In a glittering celebration that commemorated the gaiety of Paris before the first World War, 500 guests gathered at "La Belle Epoch, Bal Masque" to raise a smashing $125,000 for Interval House, an Orange County shelter for survivors of domestic violence.
Arriving at the posh Ritz-Carlton in Laguna Niguel on Saturday night, richly gowned and mask-clad guests descended the hotel's grand staircase to enjoy a lively cocktail reception and silent auction before entering a ballroom hung with six massive Waterford crystal chandeliers.
After a formal dinner of veal with marsala sauce, guests settled back to hear five graduates of Interval House share stories of their personal transformations:
"I was the PTA lady who drove the van filled with everybody's kids," said one woman, perched on a stool under a spotlight. "I was the room mother, the committee chairman. And my husband was the engineer with the major aircraft company."
But her husband was dependent on alcohol, she added. "Heavily dependent for 20 years. And, when our son began to mimic his father's (abusive) behavior by verbally and physically insulting his sister, I made that difficult decision to call Interval House."
"When women come to us, they're usually wearing the mask of denial," said Dixie Demoe, Interval House child specialist, during the pre-dinner cocktail reception. "Then the mask turns to grief . . . over losing everything.
"But at the end of their four-to-six-week stay, they're not wearing masks anymore. They're being honest with themselves and others, maybe for the first time in years."
Carol Williams, associate executive director of Interval House, said women come to the shelter harboring a feeling of selflessness and low self-esteem. "We can liken victims of domestic violence to people who have lived in concentration camps," she said. "People who live in oppressive situations lose themselves, little by little."
While the staff of Interval House understands it cannot completely change life patterns, Williams said, the staff knows it can help women understand that violence is "not their fault."
"And we can show them their options in the community, set them up with a support system that helps them survive on their own," she said.
Before telling her story on stage, Tammy, an Interval House graduate in her mid-20s, said the shelter had helped her "go from someone who was easily manipulated and controlled to someone in control of my own life--from feeling dead to feeling alive."
During a VIP champagne reception staged for donors and the gala committee, singer-actress Florence Henderson, sporting an exotic mask created and donated by Xavier of Newport Beach, said she decided to appear at the event after receiving a letter from Williams. "It was so beautiful and explained so perfectly what Interval House was about, I thought: 'Well, we do all of those extravaganzas in Beverly Hills that get so much attention, why not do this one?' "

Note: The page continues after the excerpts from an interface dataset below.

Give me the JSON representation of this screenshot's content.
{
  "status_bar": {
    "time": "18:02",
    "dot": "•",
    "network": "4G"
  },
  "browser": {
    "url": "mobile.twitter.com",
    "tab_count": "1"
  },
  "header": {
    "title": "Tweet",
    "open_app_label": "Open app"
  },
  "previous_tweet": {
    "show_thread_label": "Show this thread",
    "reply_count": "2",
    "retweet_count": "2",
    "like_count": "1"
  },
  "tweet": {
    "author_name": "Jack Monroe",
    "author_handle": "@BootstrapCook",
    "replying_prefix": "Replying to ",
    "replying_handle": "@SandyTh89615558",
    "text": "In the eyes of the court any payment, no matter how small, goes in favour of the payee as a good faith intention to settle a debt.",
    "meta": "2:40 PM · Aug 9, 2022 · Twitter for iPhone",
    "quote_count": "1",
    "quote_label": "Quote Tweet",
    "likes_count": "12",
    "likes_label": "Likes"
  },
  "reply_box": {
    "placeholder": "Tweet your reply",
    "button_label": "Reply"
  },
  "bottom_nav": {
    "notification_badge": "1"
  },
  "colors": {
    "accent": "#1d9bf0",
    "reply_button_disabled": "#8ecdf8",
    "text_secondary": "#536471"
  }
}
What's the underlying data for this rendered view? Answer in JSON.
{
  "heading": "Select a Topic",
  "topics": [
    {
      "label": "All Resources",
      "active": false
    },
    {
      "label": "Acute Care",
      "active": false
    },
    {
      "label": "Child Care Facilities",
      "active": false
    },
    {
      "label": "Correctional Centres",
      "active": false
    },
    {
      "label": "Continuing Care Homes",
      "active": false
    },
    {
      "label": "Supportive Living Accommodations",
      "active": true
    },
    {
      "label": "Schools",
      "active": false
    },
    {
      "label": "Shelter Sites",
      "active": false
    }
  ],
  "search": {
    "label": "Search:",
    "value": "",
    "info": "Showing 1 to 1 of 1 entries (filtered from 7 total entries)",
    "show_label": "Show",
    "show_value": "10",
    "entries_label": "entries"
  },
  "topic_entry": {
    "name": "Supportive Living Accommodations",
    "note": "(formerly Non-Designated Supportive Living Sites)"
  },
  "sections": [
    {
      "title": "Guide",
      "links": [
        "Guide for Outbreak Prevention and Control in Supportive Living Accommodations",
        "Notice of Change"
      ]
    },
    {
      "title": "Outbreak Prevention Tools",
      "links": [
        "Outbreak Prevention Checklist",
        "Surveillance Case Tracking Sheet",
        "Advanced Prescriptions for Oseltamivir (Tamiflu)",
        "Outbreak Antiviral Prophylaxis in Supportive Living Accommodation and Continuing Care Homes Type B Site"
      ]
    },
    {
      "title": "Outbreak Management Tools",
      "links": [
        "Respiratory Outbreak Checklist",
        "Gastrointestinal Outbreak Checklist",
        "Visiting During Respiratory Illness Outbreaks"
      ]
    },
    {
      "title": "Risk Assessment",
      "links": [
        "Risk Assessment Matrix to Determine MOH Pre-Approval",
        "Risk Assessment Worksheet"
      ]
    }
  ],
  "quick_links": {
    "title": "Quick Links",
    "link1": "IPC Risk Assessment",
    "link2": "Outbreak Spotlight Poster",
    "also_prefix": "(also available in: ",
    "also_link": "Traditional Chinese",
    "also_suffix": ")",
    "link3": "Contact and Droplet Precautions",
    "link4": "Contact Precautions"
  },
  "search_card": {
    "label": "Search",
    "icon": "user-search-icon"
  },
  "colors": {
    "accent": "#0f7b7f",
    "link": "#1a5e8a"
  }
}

After greeting guests, Henderson sang "Tomorrow" from the musical "Annie," a fitting anthem for a shelter that helps provide hopeful futures for its residents.
A spirited auction followed a program that included addresses by Bernard Miyet, consul general of France, who elaborated on the Belle Epoque era; Oklahoman Mike Turpen, a national victims' rights advocate, who commended guests for attending the benefit, citing a quote by Woody Allen--"95% of life is showing up"; former California Gov. Edmund G. (Pat) Brown, substituting for honorary gala chairman, Gov. George Deukmejian ("This is probably the first time Deukmejian has had a Democrat substitute for him in Orange County," he piped); Skip Courtney, president of the Interval House board, and Orange County Supervisor Harriett M. Wieder.
Williams co-chaired the event with Cynthia Courtney, Isa Smashey Rogers and Mary L. Walton, Interval House executive director. Assisting were Harlene Goodrich, Kathy Elliott and Charlene Robinson. Stan Freese, --talent director for Disneyland, was master of ceremonies.